The impact of gambling problems on families
What are the assessment and therapy options for family members?
- Approximately 20% of people accessing Australian gambling support services are family members of people who problem gamble.
- There are few established assessment tools and therapies specifically designed for families of those who have a problem with gambling.
- Several new assessment measures specifically designed to measure the impact of gambling problems on family members have recently been developed.
Given the difficulties experienced by family members, it is not surprising that they frequently seek counselling. Approximately 20% of people accessing Australian gambling support services are the family members of people with gambling problems (Dowling, Rodda, et al., 2014; Productivity Commission, 2010). Despite their frequent presentation to treatment services, there are few assessment tools and therapy approaches specifically designed for the family members of people with gambling problems.

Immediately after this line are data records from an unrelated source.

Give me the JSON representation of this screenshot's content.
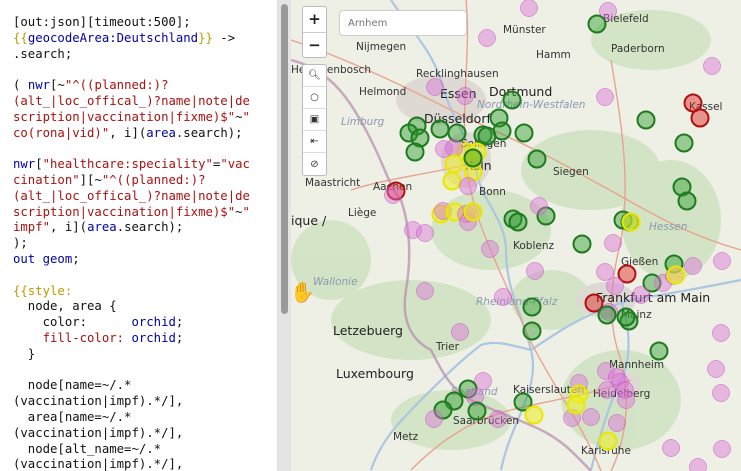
{
  "editor": {
    "lines": [
      [
        {
          "t": "[out:json][timeout:500];",
          "c": ""
        }
      ],
      [
        {
          "t": "{{",
          "c": "tpl"
        },
        {
          "t": "geocodeArea:Deutschland",
          "c": "kw"
        },
        {
          "t": "}}",
          "c": "tpl"
        },
        {
          "t": " ->",
          "c": ""
        }
      ],
      [
        {
          "t": ".search;",
          "c": ""
        }
      ],
      [
        {
          "t": "",
          "c": ""
        }
      ],
      [
        {
          "t": "( ",
          "c": ""
        },
        {
          "t": "nwr",
          "c": "kw"
        },
        {
          "t": "[~",
          "c": ""
        },
        {
          "t": "\"^((planned:)?",
          "c": "str"
        }
      ],
      [
        {
          "t": "(alt_|loc_offical_)?name|note|de",
          "c": "str"
        }
      ],
      [
        {
          "t": "scription|vaccination|fixme)$\"",
          "c": "str"
        },
        {
          "t": "~",
          "c": ""
        },
        {
          "t": "\"",
          "c": "str"
        }
      ],
      [
        {
          "t": "co(rona|vid)\"",
          "c": "str"
        },
        {
          "t": ", i](",
          "c": ""
        },
        {
          "t": "area",
          "c": "kw"
        },
        {
          "t": ".search);",
          "c": ""
        }
      ],
      [
        {
          "t": "",
          "c": ""
        }
      ],
      [
        {
          "t": "nwr",
          "c": "kw"
        },
        {
          "t": "[",
          "c": ""
        },
        {
          "t": "\"healthcare:speciality\"",
          "c": "str"
        },
        {
          "t": "=",
          "c": ""
        },
        {
          "t": "\"vac",
          "c": "str"
        }
      ],
      [
        {
          "t": "cination\"",
          "c": "str"
        },
        {
          "t": "][~",
          "c": ""
        },
        {
          "t": "\"^((planned:)?",
          "c": "str"
        }
      ],
      [
        {
          "t": "(alt_|loc_offical_)?name|note|de",
          "c": "str"
        }
      ],
      [
        {
          "t": "scription|vaccination|fixme)$\"",
          "c": "str"
        },
        {
          "t": "~",
          "c": ""
        },
        {
          "t": "\"",
          "c": "str"
        }
      ],
      [
        {
          "t": "impf\"",
          "c": "str"
        },
        {
          "t": ", i](",
          "c": ""
        },
        {
          "t": "area",
          "c": "kw"
        },
        {
          "t": ".search);",
          "c": ""
        }
      ],
      [
        {
          "t": ");",
          "c": ""
        }
      ],
      [
        {
          "t": "out ",
          "c": "kw"
        },
        {
          "t": "geom",
          "c": "kw"
        },
        {
          "t": ";",
          "c": ""
        }
      ],
      [
        {
          "t": "",
          "c": ""
        }
      ],
      [
        {
          "t": "{{style:",
          "c": "tpl"
        }
      ],
      [
        {
          "t": "  node, area {",
          "c": ""
        }
      ],
      [
        {
          "t": "    color:      ",
          "c": ""
        },
        {
          "t": "orchid",
          "c": "val"
        },
        {
          "t": ";",
          "c": ""
        }
      ],
      [
        {
          "t": "    fill-color: ",
          "c": "prop"
        },
        {
          "t": "orchid",
          "c": "val"
        },
        {
          "t": ";",
          "c": ""
        }
      ],
      [
        {
          "t": "  }",
          "c": ""
        }
      ],
      [
        {
          "t": "",
          "c": ""
        }
      ],
      [
        {
          "t": "  node[name=~/.*",
          "c": ""
        }
      ],
      [
        {
          "t": "(vaccination|impf).*/],",
          "c": ""
        }
      ],
      [
        {
          "t": "  area[name=~/.*",
          "c": ""
        }
      ],
      [
        {
          "t": "(vaccination|impf).*/],",
          "c": ""
        }
      ],
      [
        {
          "t": "  node[alt_name=~/.*",
          "c": ""
        }
      ],
      [
        {
          "t": "(vaccination|impf).*/],",
          "c": ""
        }
      ]
    ]
  },
  "map": {
    "search_placeholder": "Arnhem",
    "zoom_in": "+",
    "zoom_out": "−",
    "cities": [
      {
        "name": "Bielefeld"
      },
      {
        "name": "Münster"
      },
      {
        "name": "Nijmegen"
      },
      {
        "name": "Hamm"
      },
      {
        "name": "Paderborn"
      },
      {
        "name": "Hertogenbosch"
      },
      {
        "name": "Recklinghausen"
      },
      {
        "name": "Helmond"
      },
      {
        "name": "Essen"
      },
      {
        "name": "Dortmund"
      },
      {
        "name": "Düsseldorf"
      },
      {
        "name": "Kassel"
      },
      {
        "name": "Limburg"
      },
      {
        "name": "Maastricht"
      },
      {
        "name": "Aachen"
      },
      {
        "name": "Köln"
      },
      {
        "name": "Bonn"
      },
      {
        "name": "Siegen"
      },
      {
        "name": "Liège"
      },
      {
        "name": "Koblenz"
      },
      {
        "name": "Frankfurt am Main"
      },
      {
        "name": "Letzebuerg"
      },
      {
        "name": "Trier"
      },
      {
        "name": "Luxembourg"
      },
      {
        "name": "Mannheim"
      },
      {
        "name": "Kaiserslautern"
      },
      {
        "name": "Heidelberg"
      },
      {
        "name": "Saarbrücken"
      },
      {
        "name": "Metz"
      },
      {
        "name": "Karlsruhe"
      },
      {
        "name": "Mainz"
      },
      {
        "name": "Solingen"
      },
      {
        "name": "Gießen"
      }
    ],
    "regions": [
      {
        "name": "Nordrhein-Westfalen"
      },
      {
        "name": "Hessen"
      },
      {
        "name": "Rheinland-Pfalz"
      },
      {
        "name": "Wallonie"
      },
      {
        "name": "Saarland"
      },
      {
        "name": "ique /"
      }
    ],
    "colors": {
      "orchid": "#da70d6",
      "green": "#2e9d2e",
      "yellow": "#eeee22",
      "red": "#e02020",
      "orange": "#f0a020"
    }
  }
}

What are the assessment options for family members?
Assessment tools are important within both clinical and research settings, as they allow clinicians and researchers to identify the exact nature of the family member impacts, to evaluate the effectiveness of therapy for family member difficulties, and to illustrate discrepancies between gamblers and their family members. Two scales designed to measure family impacts in clinical and research settings across multiple domains have recently been developed in Australia: the Problem Gambling Significant Other Impact Scale (PG-SOIS) (Dowling, Rodda, et al., 2014) and the Problem Gambling Family Impact Measure (PG-FIM) (Dowling, Suomi et al., 2014a).1 The 6-item PG-SOIS is a brief tool that can be used to screen family members for impacts across broad domains of functioning: financial, emotional distress, interpersonal relationship with the gambler, social life, employment and physical health. In contrast, the 14-item PG-FIM provides an assessment of more specific impacts across fewer domains of functioning: financial, increased responsibility, and inter/intrapersonal functioning. There are gambler and family member versions of the PG-FIM. Orford et al. (2005) has also adapted the 16-item Family Member Impact (FMI) and the 30-item Coping Questionnaire (CQ) (Dowling, Suomi et al., 2014b) from the family members of people with alcohol and drug use issues to the family members of people with gambling problems.
What are the therapy options for family members?
Psychological therapies specifically designed for the family members of people with gambling problems have also been slow to evolve. It has been suggested that most family members engage in lower intensity interventions, such as self-help telephone or online support (Hing et al., 2013). For example, family members accessing a support service found this modality attractive due to its potential for anonymity, discretion and ease of access (Rodda, Lubman, Dowling, & McCann, 2013). To date, however, there is no information available about the effectiveness of online counselling for this clientele.
Therapies specifically designed to assist family members of problem gamblers include Community Reinforcement and Family Therapy (CRAFT: Hodgins, Toneatto, Makarchuk, Skinner, & Vincent, 2007) and Coping Skills Training (CST: Rychtarik & McGillicuddy, 2006). CRAFT, which has been delivered to family members using a self-help workbook, is a cognitive-behavioural therapy that aims to improve the personal and relationship functioning of family members, engage gamblers in treatment, and decrease their gambling. CST is a face-to-face treatment aimed at increasing coping skills and decreasing the distress of family members. These programs address many of the areas identified as being important in the functioning and coping of family members. Several couple-oriented treatments, such as integrative behavioural couple therapy (Ciarrocchi, 2002), congruence couple therapy (Lee, 2009) and adapted couples therapy (Bertrand, Dufour, Wright, & Lasnier, 2008) are also available. There is some evidence that involving family members in therapy can improve gambling outcomes (Ingle, Marotta, McMillan, & Wisdom, 2008). However, interventions will not work for all family members. Given the broad range of family impacts and high representation of family members among gambling support clients, there is a clear need to develop and evaluate the assessment and therapy options for this group of people.
1 For a copy of the Problem Gambling Significant Other Impact Scale (PG-SOIS) or the Problem Gambling Family Impact Measure (PG-FIM), please contact the author <firstname.lastname@example.org>